First, the web (and particularly social media) has upended what the industry has done for more than 50 years, leaving us to scramble and fight for social, content, crisis, reputation management, influencer relations, and more.
Creativity in PR surveyed more than 650 PR professionals in 35 countries, including corporate and agency, to discover whether or not the PR industry is creative enough to successfully sway marketing budgets and develop game-changing ideas on a consistent basis.
The answer is a resounding no.
“I do feel we are not taking ownership of the fact that we have always been an ‘ideas’ industry — and are absolutely capable of breakthrough creative thinking,” said one executive at a U.S. PR firm. “Too many people in the field seem to be silo-ed in terms of what they feel they are allowed to do — versus advertising agencies that seem to approach their business as if they can take ownership of anything, and any discipline, they want.”
Break Down the Silos
Ahem. “Too many people in the field seem to be silo-ed.”
Never mind the fact that everyone in the industry should read Marketing in the Round to figure out how to break down those silos and how to take control of their own destinies when it comes to competing with advertising, marketing, search, web, and mobile.
We belong at the executive table, but it’s not going to happen as long as there is the perception that we can’t measure our efforts to true business results, we’re not creative, and we’re not big thinkers.
Last week, we took a hard look at the types of metrics (both soft and data-driven) we should be tracking in order to measure our efforts to business goals.
Now, combined with that, we need to prove our creative worth.
A Quick Story
When I worked on The Catfish Institute (don’t laugh; it was super fun!), our goal was to get catfish on the menu of white tablecloth restaurants. You see, catfish are bottom feeders and are known to be the most tasty when fried.
But when farm-raised, catfish not only eat from the top of the pond, they are a lovely white fish that take on the flavors in which they are prepared, making them fairly versatile for chefs.
In order to raise awareness and reach our goal, we invited up-and-coming chefs to participate in a cooking contest using, you guessed it, catfish.
It was Iron Chef before Iron Chef existed. And it worked.
Not only was it super fun work to do, we reached our goals. And then some. All because it was creative, it was fun, it was measurement-bound, and it had a clear vision.

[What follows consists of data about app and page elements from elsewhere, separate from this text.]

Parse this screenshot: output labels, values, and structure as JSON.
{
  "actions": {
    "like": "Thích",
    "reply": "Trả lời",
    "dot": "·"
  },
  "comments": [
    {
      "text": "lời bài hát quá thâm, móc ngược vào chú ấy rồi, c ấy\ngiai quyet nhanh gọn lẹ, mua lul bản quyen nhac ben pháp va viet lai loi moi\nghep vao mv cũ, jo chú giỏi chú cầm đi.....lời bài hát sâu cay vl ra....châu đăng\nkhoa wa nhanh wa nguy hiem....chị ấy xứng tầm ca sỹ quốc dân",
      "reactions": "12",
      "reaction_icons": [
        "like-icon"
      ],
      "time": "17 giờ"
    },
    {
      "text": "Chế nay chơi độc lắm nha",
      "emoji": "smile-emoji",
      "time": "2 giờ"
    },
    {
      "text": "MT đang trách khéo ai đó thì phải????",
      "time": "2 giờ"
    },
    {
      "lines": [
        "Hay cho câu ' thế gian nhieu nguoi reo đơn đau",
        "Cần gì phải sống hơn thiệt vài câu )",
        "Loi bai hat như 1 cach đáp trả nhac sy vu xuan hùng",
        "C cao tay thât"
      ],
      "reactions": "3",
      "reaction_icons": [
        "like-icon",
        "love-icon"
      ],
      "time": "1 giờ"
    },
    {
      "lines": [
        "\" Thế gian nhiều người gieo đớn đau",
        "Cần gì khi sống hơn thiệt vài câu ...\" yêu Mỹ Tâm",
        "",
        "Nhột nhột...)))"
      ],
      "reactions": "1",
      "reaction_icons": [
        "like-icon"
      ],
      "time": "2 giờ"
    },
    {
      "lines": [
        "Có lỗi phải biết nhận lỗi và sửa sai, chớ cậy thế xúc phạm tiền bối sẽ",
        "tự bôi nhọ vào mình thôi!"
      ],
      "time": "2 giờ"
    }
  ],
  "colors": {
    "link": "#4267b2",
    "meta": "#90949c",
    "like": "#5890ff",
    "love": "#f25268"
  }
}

Creativity for One; Creativity for All
This is a problem.
Most of you went into PR because you hate math. Which means most of you are right-brained by nature. So why no creativity? It comes naturally to you, yet 60 percent of our clients are disappointed in our lack of creativity.

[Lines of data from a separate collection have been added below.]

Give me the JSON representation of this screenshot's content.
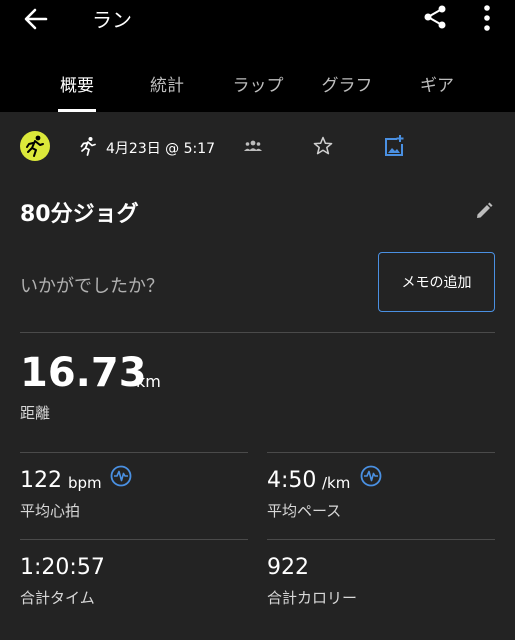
{
  "header": {
    "title": "ラン",
    "icons": {
      "back": "arrow-left-icon",
      "share": "share-icon",
      "more": "more-vert-icon"
    }
  },
  "tabs": [
    {
      "label": "概要",
      "active": true
    },
    {
      "label": "統計",
      "active": false
    },
    {
      "label": "ラップ",
      "active": false
    },
    {
      "label": "グラフ",
      "active": false
    },
    {
      "label": "ギア",
      "active": false
    }
  ],
  "info": {
    "date": "4月23日 @ 5:17",
    "icons": [
      "runner-badge-icon",
      "run-icon",
      "group-icon",
      "star-icon",
      "add-photo-icon"
    ]
  },
  "activity": {
    "name": "80分ジョグ",
    "feeling_prompt": "いかがでしたか？",
    "memo_button": "メモの追加"
  },
  "stats": {
    "distance": {
      "value": "16.73",
      "unit": "km",
      "label": "距離"
    },
    "avg_hr": {
      "value": "122",
      "unit": "bpm",
      "label": "平均心拍"
    },
    "avg_pace": {
      "value": "4:50",
      "unit": "/km",
      "label": "平均ペース"
    },
    "total_time": {
      "value": "1:20:57",
      "label": "合計タイム"
    },
    "total_calories": {
      "value": "922",
      "label": "合計カロリー"
    }
  },
  "colors": {
    "background": "#232323",
    "topbar": "#000000",
    "accent_blue": "#4a90e2",
    "badge_yellow": "#dbe83a"
  }
}
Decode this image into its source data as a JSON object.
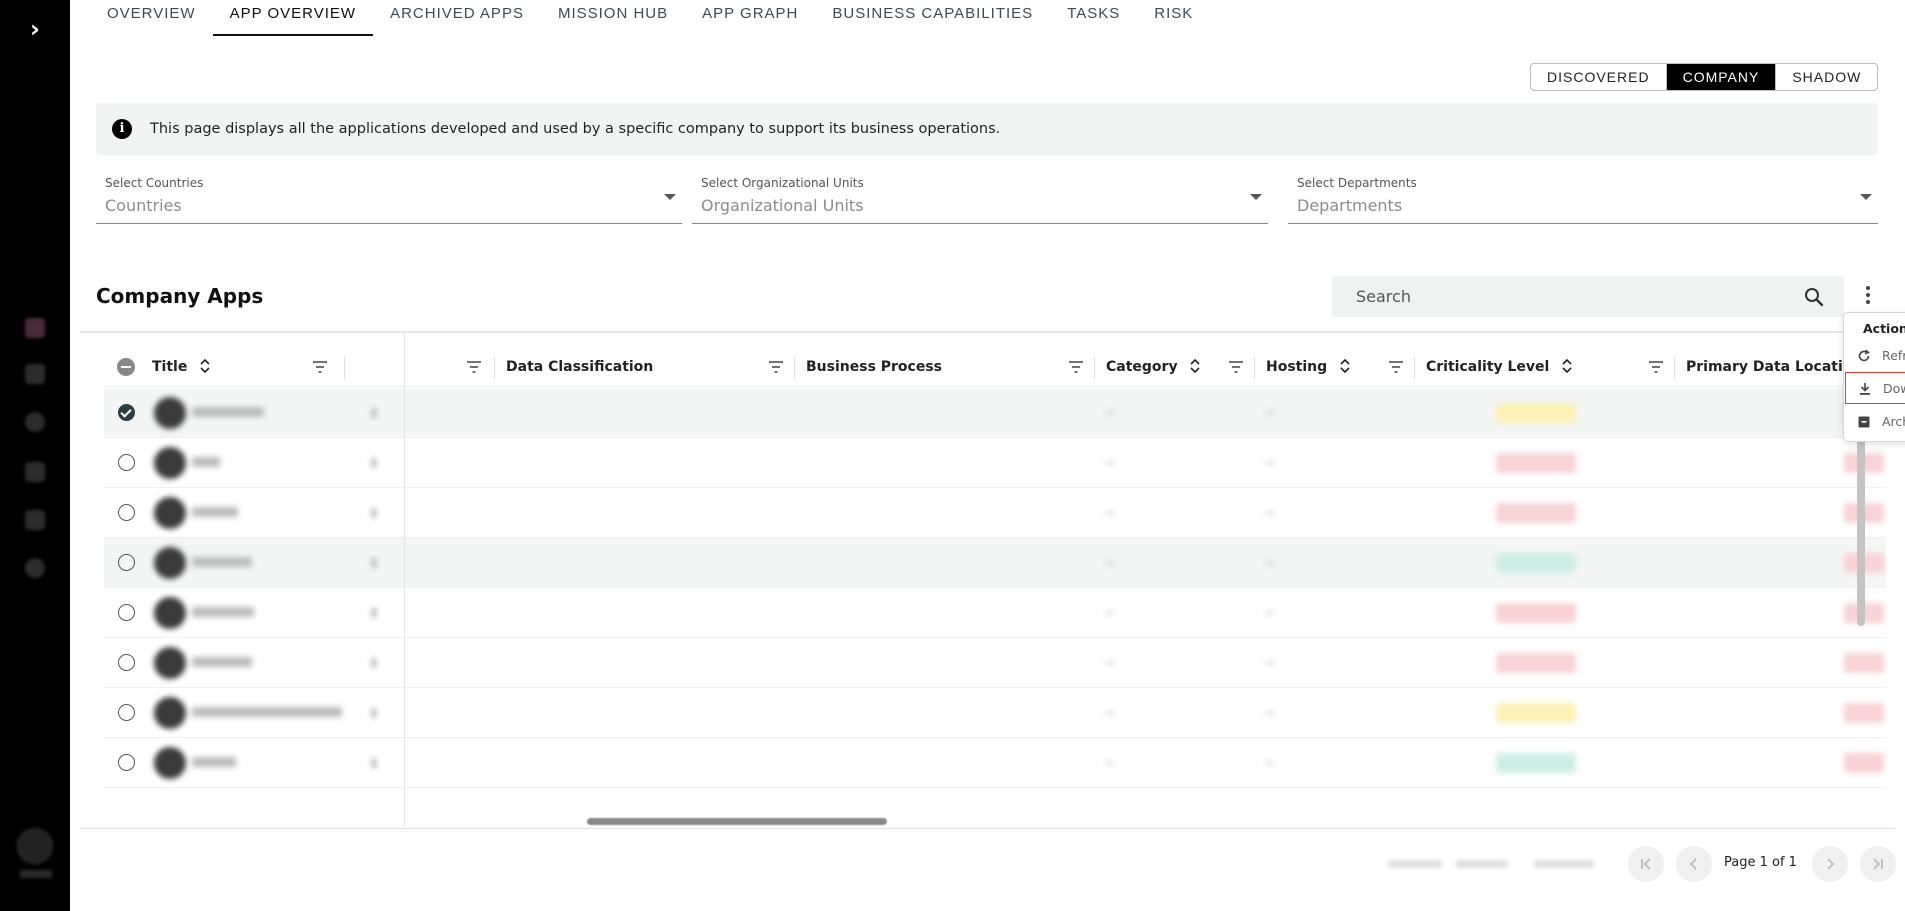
{
  "tabs": [
    {
      "label": "OVERVIEW"
    },
    {
      "label": "APP OVERVIEW"
    },
    {
      "label": "ARCHIVED APPS"
    },
    {
      "label": "MISSION HUB"
    },
    {
      "label": "APP GRAPH"
    },
    {
      "label": "BUSINESS CAPABILITIES"
    },
    {
      "label": "TASKS"
    },
    {
      "label": "RISK"
    }
  ],
  "active_tab": "APP OVERVIEW",
  "view_toggle": {
    "options": [
      "DISCOVERED",
      "COMPANY",
      "SHADOW"
    ],
    "selected": "COMPANY"
  },
  "info": {
    "text": "This page displays all the applications developed and used by a specific company to support its business operations."
  },
  "filters": [
    {
      "label": "Select Countries",
      "placeholder": "Countries"
    },
    {
      "label": "Select Organizational Units",
      "placeholder": "Organizational Units"
    },
    {
      "label": "Select Departments",
      "placeholder": "Departments"
    }
  ],
  "section": {
    "title": "Company Apps"
  },
  "search": {
    "placeholder": "Search"
  },
  "table": {
    "columns": [
      "Title",
      "Data Classification",
      "Business Process",
      "Category",
      "Hosting",
      "Criticality Level",
      "Primary Data Location"
    ],
    "rows": [
      {
        "selected": true,
        "criticality": "Medium"
      },
      {
        "selected": false,
        "criticality": "High"
      },
      {
        "selected": false,
        "criticality": "High"
      },
      {
        "selected": false,
        "criticality": "Low"
      },
      {
        "selected": false,
        "criticality": "High"
      },
      {
        "selected": false,
        "criticality": "High"
      },
      {
        "selected": false,
        "criticality": "Medium"
      },
      {
        "selected": false,
        "criticality": "Low"
      }
    ]
  },
  "pagination": {
    "label": "Page 1 of 1"
  },
  "actions_menu": {
    "title": "Actions",
    "items": [
      {
        "label": "Refresh",
        "icon": "refresh-icon"
      },
      {
        "label": "Download",
        "icon": "download-icon",
        "highlighted": true
      },
      {
        "label": "Archive",
        "icon": "archive-icon"
      }
    ]
  },
  "colors": {
    "accent": "#000000",
    "highlight_border": "#e53935",
    "medium": "#fbf2b5",
    "high": "#f8d2d4",
    "low": "#cdeee4"
  }
}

You don’t have to have big budgets or celebrity chefs or even a year-long campaign to be creative. But you do need to be reading the blogosphere, reading fiction, reading the news, and listening to podcasts and watching videos to have new ideas.
Sure, you might have a new and creative idea shot down by the client or by your boss. But that doesn’t mean to stop trying.
I challenge each of you to take a creative idea to your client or boss once a month. Can you do that?